Inspirational detours aside, a good starting point for understanding the place of conspiracy theories in today’s rapidly evolving media ecology is the fact that conspiracy theorists typically claim to have special knowledge and to speak the truth. But their claims are at odds with some official or dominant version of truth. Barkun conceptualizes conspiracy theories as stigmatized knowledge. Ignored or rejected by those institutions that, in most democracies, commonly relied on the respect to the validation and certification of claims to knowledge – government agencies, universities and the traditional mass media – stigmatized knowledge exhibits a deep skepticism towards such institutions. These are considered power centers, each with their own secrets and deceptions, which the conspiracy theorist seeks to unmask.
Conspiracy theory, online
Until recently, conspiracy theory was a fringe phenomenon and in effect largely excluded from mainstream media. There was a relatively clear boundary between what was considered fringe and mainstream in the public sphere. Gatekeepers employed by research and educational institutions, including the editors of major media, maintained and nurtured the boundary.
This situation begins to change in the 1990s. Digitization enables people, including politicians, to create individual platforms and to communicate, bypassing established media and institutions. The public sphere, if ever unitary, transforms into a globalized hydra-faced machinery with multiple access points and dark zones. Content is no longer filtered the way it was and “fringe ideas” can more easily migrate into mainstream media subject to the ruthless forces of market competition.A proliferating public mistrust of political authority – resulting from economic and financial crises, governmental secrecy and endless cases of corruption that feed public skepticism – also prompts mainstream institutions and their gatekeepers to consider non-orthodox accounts of reality more seriously.
To cut a long story short: If conspiracy theories have always been imbricated in power relations and yet to a large extent been successfully ignored, the once clear boundary between the fringe and the mainstream has eroded. And with stigmatized knowledge entering mainstream media, a process of de-stigmatization begins to take place. Established media and political institutions begin to confer pseudo legitimacy on conspiracy theories. For example, the so-called Obama “birther” story, vividly promoted by the current president of the US, gained prominence because national media first exposed it and the White House later produced birth documents in response to pressures, all of which gave credibility to what in the beginning had been nothing more than a rumor emerging from the fringe.
Today, we know that even a modest blueprinting of conspiracy theories through established mass media can co-develop with political change that brings groups of people into formal political power that were once on the fringe producing stigmatized knowledge en masse.
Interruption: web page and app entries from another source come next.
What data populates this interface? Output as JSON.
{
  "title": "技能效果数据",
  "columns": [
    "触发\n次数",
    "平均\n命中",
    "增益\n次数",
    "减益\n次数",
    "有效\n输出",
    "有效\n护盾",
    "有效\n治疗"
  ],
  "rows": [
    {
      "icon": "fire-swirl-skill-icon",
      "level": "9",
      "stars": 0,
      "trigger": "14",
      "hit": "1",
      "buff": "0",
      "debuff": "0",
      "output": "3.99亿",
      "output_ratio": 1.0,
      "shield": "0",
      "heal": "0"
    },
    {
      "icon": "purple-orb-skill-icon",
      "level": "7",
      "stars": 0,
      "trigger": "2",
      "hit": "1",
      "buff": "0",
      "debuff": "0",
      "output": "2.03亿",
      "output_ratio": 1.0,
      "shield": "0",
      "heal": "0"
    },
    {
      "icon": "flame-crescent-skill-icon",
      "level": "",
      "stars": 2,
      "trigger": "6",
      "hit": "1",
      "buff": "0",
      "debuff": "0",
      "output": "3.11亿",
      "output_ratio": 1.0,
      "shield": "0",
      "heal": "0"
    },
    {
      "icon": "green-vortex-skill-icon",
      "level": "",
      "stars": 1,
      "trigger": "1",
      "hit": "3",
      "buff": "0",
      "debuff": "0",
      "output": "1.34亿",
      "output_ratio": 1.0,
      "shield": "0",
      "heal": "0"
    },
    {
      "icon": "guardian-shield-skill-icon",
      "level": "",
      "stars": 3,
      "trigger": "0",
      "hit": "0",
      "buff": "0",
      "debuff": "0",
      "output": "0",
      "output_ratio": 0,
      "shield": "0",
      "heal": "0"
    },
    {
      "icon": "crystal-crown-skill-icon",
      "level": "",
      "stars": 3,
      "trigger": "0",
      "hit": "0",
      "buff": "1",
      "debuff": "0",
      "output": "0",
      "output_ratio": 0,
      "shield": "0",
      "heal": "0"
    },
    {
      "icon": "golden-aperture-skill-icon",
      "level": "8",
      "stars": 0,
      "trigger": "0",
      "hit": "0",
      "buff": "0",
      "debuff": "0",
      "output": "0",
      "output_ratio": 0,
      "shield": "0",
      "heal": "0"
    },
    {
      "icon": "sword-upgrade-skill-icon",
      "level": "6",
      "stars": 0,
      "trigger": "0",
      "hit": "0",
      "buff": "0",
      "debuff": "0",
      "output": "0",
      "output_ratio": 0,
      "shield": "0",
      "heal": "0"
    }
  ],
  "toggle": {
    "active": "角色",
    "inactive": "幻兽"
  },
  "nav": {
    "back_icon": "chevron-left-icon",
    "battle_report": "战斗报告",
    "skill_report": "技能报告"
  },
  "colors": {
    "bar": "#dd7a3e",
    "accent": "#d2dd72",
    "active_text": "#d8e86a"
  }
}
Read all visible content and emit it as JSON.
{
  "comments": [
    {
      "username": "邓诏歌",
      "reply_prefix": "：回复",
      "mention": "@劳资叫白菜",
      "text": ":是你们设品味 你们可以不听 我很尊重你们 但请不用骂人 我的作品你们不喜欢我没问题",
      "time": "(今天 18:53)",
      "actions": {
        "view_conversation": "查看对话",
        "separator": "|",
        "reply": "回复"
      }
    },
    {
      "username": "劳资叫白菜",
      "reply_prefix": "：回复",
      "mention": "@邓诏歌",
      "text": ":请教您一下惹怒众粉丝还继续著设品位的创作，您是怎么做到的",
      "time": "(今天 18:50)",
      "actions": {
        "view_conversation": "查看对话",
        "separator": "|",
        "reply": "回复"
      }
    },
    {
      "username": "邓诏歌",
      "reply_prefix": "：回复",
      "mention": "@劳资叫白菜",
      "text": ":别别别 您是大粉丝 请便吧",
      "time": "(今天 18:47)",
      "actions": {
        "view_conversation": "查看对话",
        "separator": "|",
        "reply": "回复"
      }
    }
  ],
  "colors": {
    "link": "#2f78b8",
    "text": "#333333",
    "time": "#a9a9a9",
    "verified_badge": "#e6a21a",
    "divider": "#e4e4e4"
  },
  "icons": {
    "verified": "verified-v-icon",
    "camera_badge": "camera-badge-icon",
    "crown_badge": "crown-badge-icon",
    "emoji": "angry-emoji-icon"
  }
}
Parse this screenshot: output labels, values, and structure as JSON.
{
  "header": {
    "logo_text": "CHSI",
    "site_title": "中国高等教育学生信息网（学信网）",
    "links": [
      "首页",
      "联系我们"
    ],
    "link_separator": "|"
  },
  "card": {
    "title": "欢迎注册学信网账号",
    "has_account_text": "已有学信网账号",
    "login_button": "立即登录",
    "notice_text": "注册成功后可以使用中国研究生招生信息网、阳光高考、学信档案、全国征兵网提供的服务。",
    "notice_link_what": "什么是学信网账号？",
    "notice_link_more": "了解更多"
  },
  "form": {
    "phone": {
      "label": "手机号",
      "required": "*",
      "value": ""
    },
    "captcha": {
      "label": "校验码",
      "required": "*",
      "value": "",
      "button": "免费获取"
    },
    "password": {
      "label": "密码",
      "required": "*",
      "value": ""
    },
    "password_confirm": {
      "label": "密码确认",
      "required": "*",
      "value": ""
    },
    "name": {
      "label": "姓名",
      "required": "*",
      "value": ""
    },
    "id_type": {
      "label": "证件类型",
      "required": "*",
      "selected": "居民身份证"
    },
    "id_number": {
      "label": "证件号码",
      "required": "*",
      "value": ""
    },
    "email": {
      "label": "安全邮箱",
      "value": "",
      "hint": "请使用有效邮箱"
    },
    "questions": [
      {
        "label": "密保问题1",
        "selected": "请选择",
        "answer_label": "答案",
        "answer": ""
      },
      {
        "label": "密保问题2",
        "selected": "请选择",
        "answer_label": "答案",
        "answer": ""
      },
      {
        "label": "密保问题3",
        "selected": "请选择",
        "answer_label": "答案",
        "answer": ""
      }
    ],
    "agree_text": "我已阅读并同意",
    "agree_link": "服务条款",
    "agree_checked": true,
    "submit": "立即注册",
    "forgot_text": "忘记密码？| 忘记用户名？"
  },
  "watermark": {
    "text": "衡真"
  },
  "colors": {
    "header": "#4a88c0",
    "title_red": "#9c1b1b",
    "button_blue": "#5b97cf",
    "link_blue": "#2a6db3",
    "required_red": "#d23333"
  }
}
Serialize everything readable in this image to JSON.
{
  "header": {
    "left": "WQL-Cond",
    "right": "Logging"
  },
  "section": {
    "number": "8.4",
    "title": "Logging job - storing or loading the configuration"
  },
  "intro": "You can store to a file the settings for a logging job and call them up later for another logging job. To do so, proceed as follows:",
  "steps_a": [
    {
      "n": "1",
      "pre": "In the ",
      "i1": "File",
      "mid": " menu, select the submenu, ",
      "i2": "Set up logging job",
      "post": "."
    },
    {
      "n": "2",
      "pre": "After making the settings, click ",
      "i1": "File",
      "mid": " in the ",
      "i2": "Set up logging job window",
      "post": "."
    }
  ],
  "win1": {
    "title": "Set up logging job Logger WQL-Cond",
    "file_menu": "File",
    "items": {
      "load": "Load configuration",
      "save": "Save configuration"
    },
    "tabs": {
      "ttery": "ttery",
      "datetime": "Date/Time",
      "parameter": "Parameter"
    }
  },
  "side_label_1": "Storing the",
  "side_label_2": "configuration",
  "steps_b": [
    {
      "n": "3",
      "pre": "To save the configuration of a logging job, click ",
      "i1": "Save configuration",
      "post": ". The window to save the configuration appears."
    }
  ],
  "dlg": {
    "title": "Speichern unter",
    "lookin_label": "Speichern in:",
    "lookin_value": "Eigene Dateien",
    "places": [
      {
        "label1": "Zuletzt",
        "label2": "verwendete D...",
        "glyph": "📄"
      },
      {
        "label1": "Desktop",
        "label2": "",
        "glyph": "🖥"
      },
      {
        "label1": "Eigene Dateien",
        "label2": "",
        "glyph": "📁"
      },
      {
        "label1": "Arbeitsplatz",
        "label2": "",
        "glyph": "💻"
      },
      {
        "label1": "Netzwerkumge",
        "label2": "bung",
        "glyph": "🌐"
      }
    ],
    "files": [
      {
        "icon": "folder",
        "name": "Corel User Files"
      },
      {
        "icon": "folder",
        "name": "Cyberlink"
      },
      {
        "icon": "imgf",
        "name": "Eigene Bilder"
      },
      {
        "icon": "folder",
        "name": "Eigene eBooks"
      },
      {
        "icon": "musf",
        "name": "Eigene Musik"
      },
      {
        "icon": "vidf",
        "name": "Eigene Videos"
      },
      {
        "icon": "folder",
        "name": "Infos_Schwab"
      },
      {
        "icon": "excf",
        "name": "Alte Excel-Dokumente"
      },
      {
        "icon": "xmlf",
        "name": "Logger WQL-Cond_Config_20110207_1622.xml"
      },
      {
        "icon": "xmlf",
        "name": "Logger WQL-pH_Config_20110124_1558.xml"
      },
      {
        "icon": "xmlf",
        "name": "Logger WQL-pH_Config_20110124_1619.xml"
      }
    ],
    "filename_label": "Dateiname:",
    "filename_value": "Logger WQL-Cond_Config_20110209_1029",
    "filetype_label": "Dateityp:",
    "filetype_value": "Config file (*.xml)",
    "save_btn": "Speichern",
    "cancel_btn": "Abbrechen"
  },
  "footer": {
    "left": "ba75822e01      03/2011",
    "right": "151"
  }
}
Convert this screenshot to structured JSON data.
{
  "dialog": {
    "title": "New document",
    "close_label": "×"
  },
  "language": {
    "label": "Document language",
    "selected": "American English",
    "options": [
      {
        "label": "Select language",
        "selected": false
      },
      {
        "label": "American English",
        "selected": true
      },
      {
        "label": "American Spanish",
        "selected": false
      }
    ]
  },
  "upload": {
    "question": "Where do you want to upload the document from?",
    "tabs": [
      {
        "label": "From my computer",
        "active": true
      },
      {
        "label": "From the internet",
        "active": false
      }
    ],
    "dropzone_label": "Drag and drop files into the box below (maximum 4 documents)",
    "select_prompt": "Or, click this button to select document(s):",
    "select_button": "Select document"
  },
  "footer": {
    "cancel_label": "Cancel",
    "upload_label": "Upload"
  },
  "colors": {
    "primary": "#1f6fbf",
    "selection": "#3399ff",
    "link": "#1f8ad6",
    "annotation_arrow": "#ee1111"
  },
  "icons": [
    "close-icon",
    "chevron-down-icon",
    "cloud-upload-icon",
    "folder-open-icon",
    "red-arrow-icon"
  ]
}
But now mostly mainstream. Elite or not.
What’s next? That mainstream goes completely fringe? Yes, perhaps.
What’s next for me? A damn fine cup of coffee with my good colleague, quickly, please…
Hans Krause Hansen is Professor at the Department of Management, Society and Communication at Copenhagen Business School. He teaches and researches about various aspects of public and private governance, including corruption, anti-corruption and transparency regimes in the global North and South.
Pic by The Public Domain Review, edited by BOS.